Two years ago, the United States imposed sanctions on the supply of composite materials to Russia required for the production of the "black wing" of the MC-21 medium-range liner. The leadership of the aircraft industry promised to make their import substitution as soon as possible, and now completely domestic "black wings" have arrived at the Irkutsk plant, where a promising aircraft is being developed. Why, then, can it rightfully be considered a real technological breakthrough, which the Americans tried so hard to stop or slow down?
The MC-21 is our first medium-haul liner designed from the ground up. Its certification is expected by the end of 2021, and serial production from 2025. The reason for such a delay and constant postponements to the right was the sanctions imposed by the United States. But why are they so scared in Washington? Irkut plans to produce up to 70 aircraft a year, while Boeing produces over six hundred airliners during the same period. For the sake of objectivity, it should be admitted that our MC-21 will be able to take a very small share of the world market. Is it really necessary for the United States to get involved with such restrictive measures for the sake of preserving it, which, frankly, does not do credit to American manufacturers?
In fact, everything is much more complicated, and the stakes are higher than they seem. The key point lies in the technologies that will be run in on the MS-21.
At first, this is, of course, the PD-14 aircraft engine. It is also a completely Russian development that meets all modern environmental standards. More importantly, it should become the ancestor of a whole family of power units: its derated version can be installed on the short-haul Superjet New instead of the problematic SaM-146 of the French design, and the more powerful version of the PD-18R (R - geared) - on the Tu-214, Il- 96-300 and Il-96-400T. In addition, to replace the Ukrainian helicopter engines on the basis of the PD-14 gas generator, a turboshaft PD-12V with a thrust of 11,5 tf for heavy rotorcraft should be developed. In general, some pluses are expected, and the promising power plant will be tested on the medium-haul MS-21.
Second, the It is extremely important for the revival of the domestic aircraft industry that the use of composite materials will be tested on the liner, their share in the MC-21 reaches 35%. Wings, keel and tail elements are assembled from composites. Due to its design features, our medium-range aircraft has the widest cabin of a narrow-body aircraft in its class. Undoubtedly, this is its competitive advantage. It is not surprising that the United States, defending the interests of its national producer, went through the introduction of restrictive measures against the Russian project, banning the supply of American and Japanese composites. The process of import substitution took two whole years, but the result was worth it.
It is interesting that in a number of media outlets all this time, the point of view that one should not engage in nonsense sounded very persistently. Allegedly, the "black wings" of the MC-21 will not give any advantage, and in general this is a dead-end path, since competitors from the USA and Europe make composite wings only for their heaviest wide-body airliners, where are we going. The most curious thing is that this is where the answer lies.

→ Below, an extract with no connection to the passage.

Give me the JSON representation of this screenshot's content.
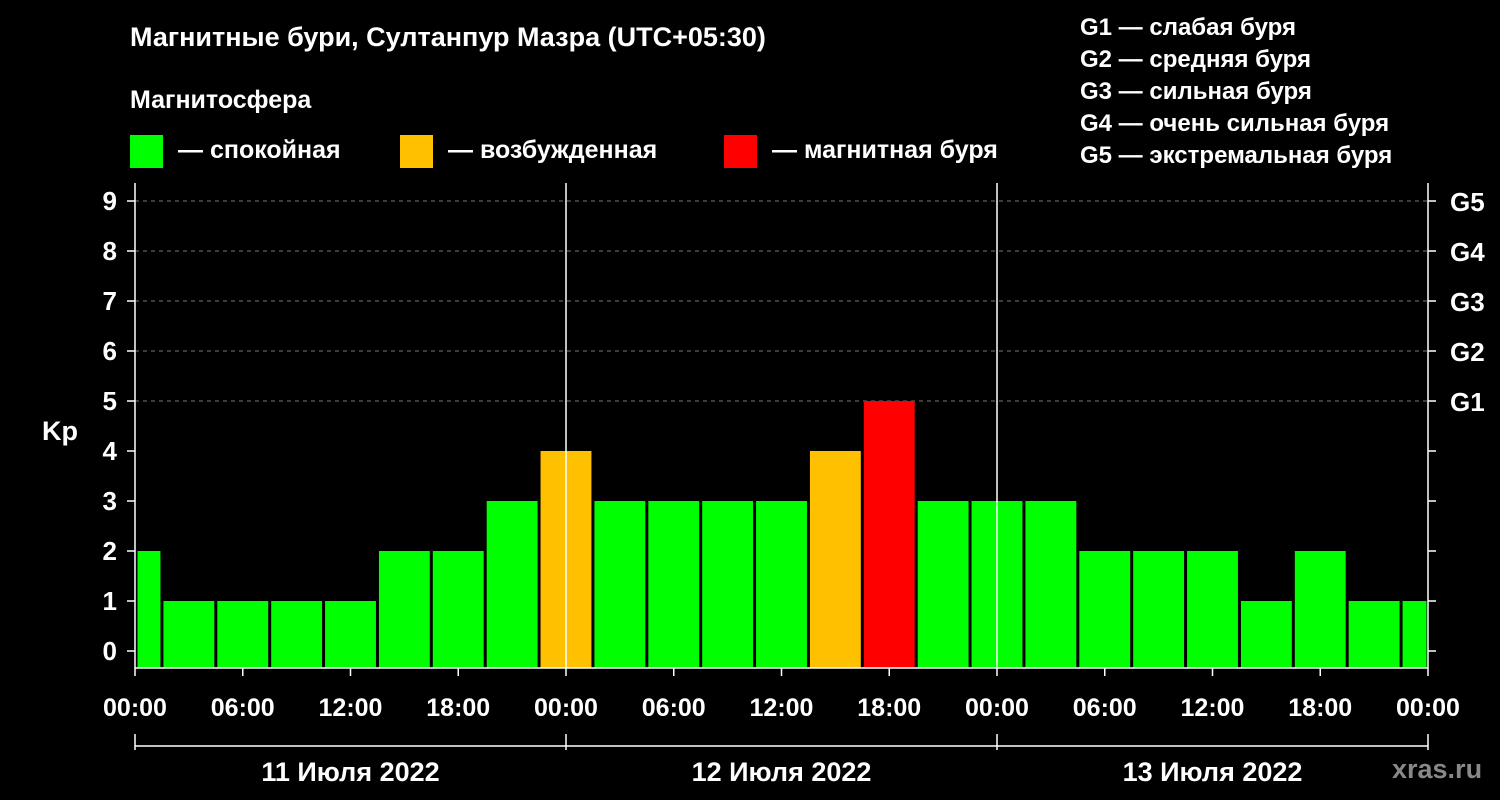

Indeed, the wide-body Boeing 787 Dreamliner and the super-wide-body Airbus A350 XWB have their "black wings". Their use was the result of intense competition between American and European corporations. The aircraft giants have grappled with each other to reduce aircraft weight and fuel consumption as much as possible in order to increase the interest of air carriers by maximizing the use of composite materials. The decrease in the weight of the liners made it possible to install additional on-board equipment on it to increase the comfort of passengers' flight. In addition, modern composite materials have a greater durability resource than metal ones.
And this is where the fun begins. There are different Technology creation of composites. Airbus and Boeing have orders for large series of aircraft, and therefore began experimenting with relatively small, wide-body aircraft, relying on the so-called prepreg technology. According to this technique, each individual piece is “baked” in special autoclaves separately, and then they are assembled and re-“baked”. As a result, a certain boundary between different elements of the same part is maintained, and the overall strength is reduced. In MS-21, they went the other way. In the production of the Russian "black wing" vacuum infusion technology is used: carbon fabric is cut and laid out in layers in a special envelope, from where air is pumped out and a special polymer resin is poured. After all this is "baked" for 20 hours. On special equipment, the resulting stringers and panels are poured together with a binder, which results in a single, more durable and at the same time cheaper part than with the autoclave technology used by Airbus and Boeing.
Thus, on our medium-haul liner, the most advanced technologies are being developed, which can later be used in the production of promising wide-body aircraft in Russia. Perhaps the Americans still have something to strain. As you know, Russians harness for a long time, but then they drive quickly.